Assignment |
Would you print the records below word for word, without the pictures?
═══ Record extracts
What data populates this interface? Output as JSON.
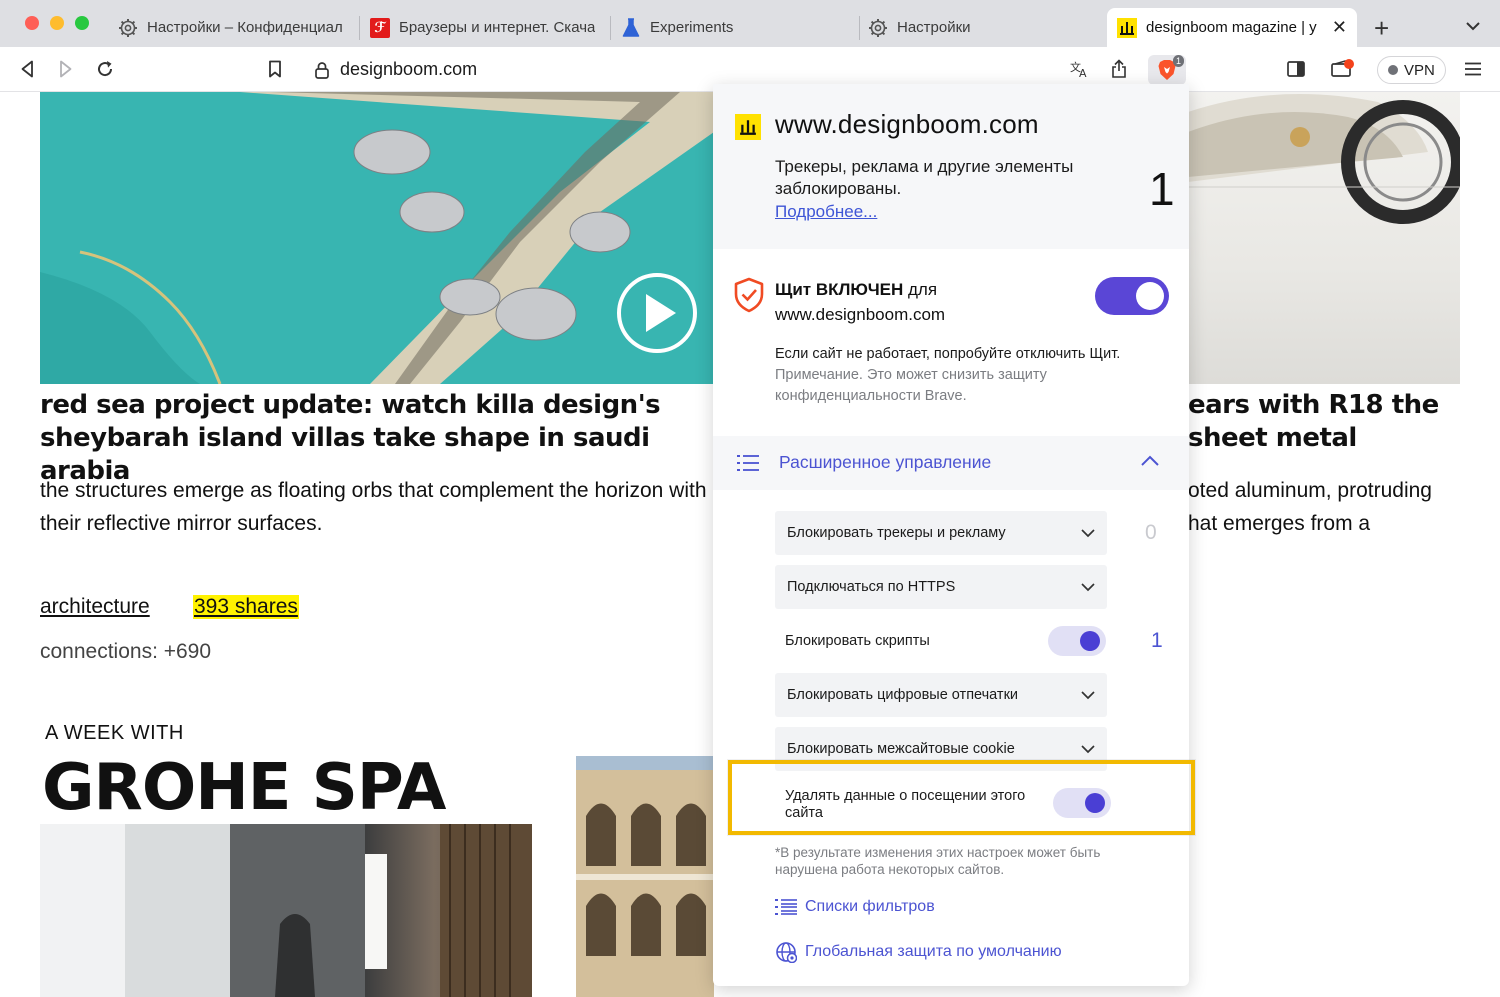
{
  "tabs": [
    {
      "label": "Настройки – Конфиденциал",
      "icon": "gear-icon"
    },
    {
      "label": "Браузеры и интернет. Скача",
      "icon": "red-logo-icon"
    },
    {
      "label": "Experiments",
      "icon": "flask-icon"
    },
    {
      "label": "Настройки",
      "icon": "gear-icon"
    },
    {
      "label": "designboom magazine | y",
      "icon": "designboom-logo-icon",
      "active": true
    }
  ],
  "toolbar": {
    "url": "designboom.com",
    "vpn_label": "VPN",
    "shields_badge": "1"
  },
  "articles": [
    {
      "title": "red sea project update: watch killa design's sheybarah island villas take shape in saudi arabia",
      "description": "the structures emerge as floating orbs that complement the horizon with their reflective mirror surfaces.",
      "tag": "architecture",
      "shares": "393 shares",
      "connections": "connections: +690"
    },
    {
      "title": "ears with R18 the sheet metal",
      "title_line1": "ears with R18 the",
      "title_line2": "sheet metal",
      "desc_line1": "oted aluminum, protruding",
      "desc_line2": "hat emerges from a"
    }
  ],
  "promo": {
    "week_label": "A WEEK WITH",
    "title": "GROHE SPA"
  },
  "shields_panel": {
    "site_host": "www.designboom.com",
    "blocked_text": "Трекеры, реклама и другие элементы заблокированы.",
    "learn_more": "Подробнее...",
    "blocked_count": "1",
    "shield_state_bold": "Щит ВКЛЮЧЕН",
    "shield_state_rest": " для",
    "shield_site": "www.designboom.com",
    "shield_enabled": true,
    "hint_main": "Если сайт не работает, попробуйте отключить Щит.",
    "hint_note": "Примечание. Это может снизить защиту конфиденциальности Brave.",
    "advanced_label": "Расширенное управление",
    "controls": [
      {
        "label": "Блокировать трекеры и рекламу",
        "type": "select",
        "count": "0"
      },
      {
        "label": "Подключаться по HTTPS",
        "type": "select"
      },
      {
        "label": "Блокировать скрипты",
        "type": "toggle",
        "enabled": true,
        "count": "1"
      },
      {
        "label": "Блокировать цифровые отпечатки",
        "type": "select"
      },
      {
        "label": "Блокировать межсайтовые cookie",
        "type": "select"
      }
    ],
    "clear_data_label": "Удалять данные о посещении этого сайта",
    "clear_data_enabled": true,
    "footnote": "*В результате изменения этих настроек может быть нарушена работа некоторых сайтов.",
    "filter_lists": "Списки фильтров",
    "global_defaults": "Глобальная защита по умолчанию"
  },
  "colors": {
    "accent": "#4c54d2",
    "toggle_on": "#5a46d6",
    "highlight": "#f2b900",
    "shares_bg": "#fff200"
  }
}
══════
Worked solution |
What data populates this interface? Output as JSON.
{
  "tabs": [
    {
      "label": "Настройки – Конфиденциал",
      "icon": "gear-icon"
    },
    {
      "label": "Браузеры и интернет. Скача",
      "icon": "red-logo-icon"
    },
    {
      "label": "Experiments",
      "icon": "flask-icon"
    },
    {
      "label": "Настройки",
      "icon": "gear-icon"
    },
    {
      "label": "designboom magazine | y",
      "icon": "designboom-logo-icon",
      "active": true
    }
  ],
  "toolbar": {
    "url": "designboom.com",
    "vpn_label": "VPN",
    "shields_badge": "1"
  },
  "articles": [
    {
      "title": "red sea project update: watch killa design's sheybarah island villas take shape in saudi arabia",
      "description": "the structures emerge as floating orbs that complement the horizon with their reflective mirror surfaces.",
      "tag": "architecture",
      "shares": "393 shares",
      "connections": "connections: +690"
    },
    {
      "title": "ears with R18 the sheet metal",
      "title_line1": "ears with R18 the",
      "title_line2": "sheet metal",
      "desc_line1": "oted aluminum, protruding",
      "desc_line2": "hat emerges from a"
    }
  ],
  "promo": {
    "week_label": "A WEEK WITH",
    "title": "GROHE SPA"
  },
  "shields_panel": {
    "site_host": "www.designboom.com",
    "blocked_text": "Трекеры, реклама и другие элементы заблокированы.",
    "learn_more": "Подробнее...",
    "blocked_count": "1",
    "shield_state_bold": "Щит ВКЛЮЧЕН",
    "shield_state_rest": " для",
    "shield_site": "www.designboom.com",
    "shield_enabled": true,
    "hint_main": "Если сайт не работает, попробуйте отключить Щит.",
    "hint_note": "Примечание. Это может снизить защиту конфиденциальности Brave.",
    "advanced_label": "Расширенное управление",
    "controls": [
      {
        "label": "Блокировать трекеры и рекламу",
        "type": "select",
        "count": "0"
      },
      {
        "label": "Подключаться по HTTPS",
        "type": "select"
      },
      {
        "label": "Блокировать скрипты",
        "type": "toggle",
        "enabled": true,
        "count": "1"
      },
      {
        "label": "Блокировать цифровые отпечатки",
        "type": "select"
      },
      {
        "label": "Блокировать межсайтовые cookie",
        "type": "select"
      }
    ],
    "clear_data_label": "Удалять данные о посещении этого сайта",
    "clear_data_enabled": true,
    "footnote": "*В результате изменения этих настроек может быть нарушена работа некоторых сайтов.",
    "filter_lists": "Списки фильтров",
    "global_defaults": "Глобальная защита по умолчанию"
  },
  "colors": {
    "accent": "#4c54d2",
    "toggle_on": "#5a46d6",
    "highlight": "#f2b900",
    "shares_bg": "#fff200"
  }
}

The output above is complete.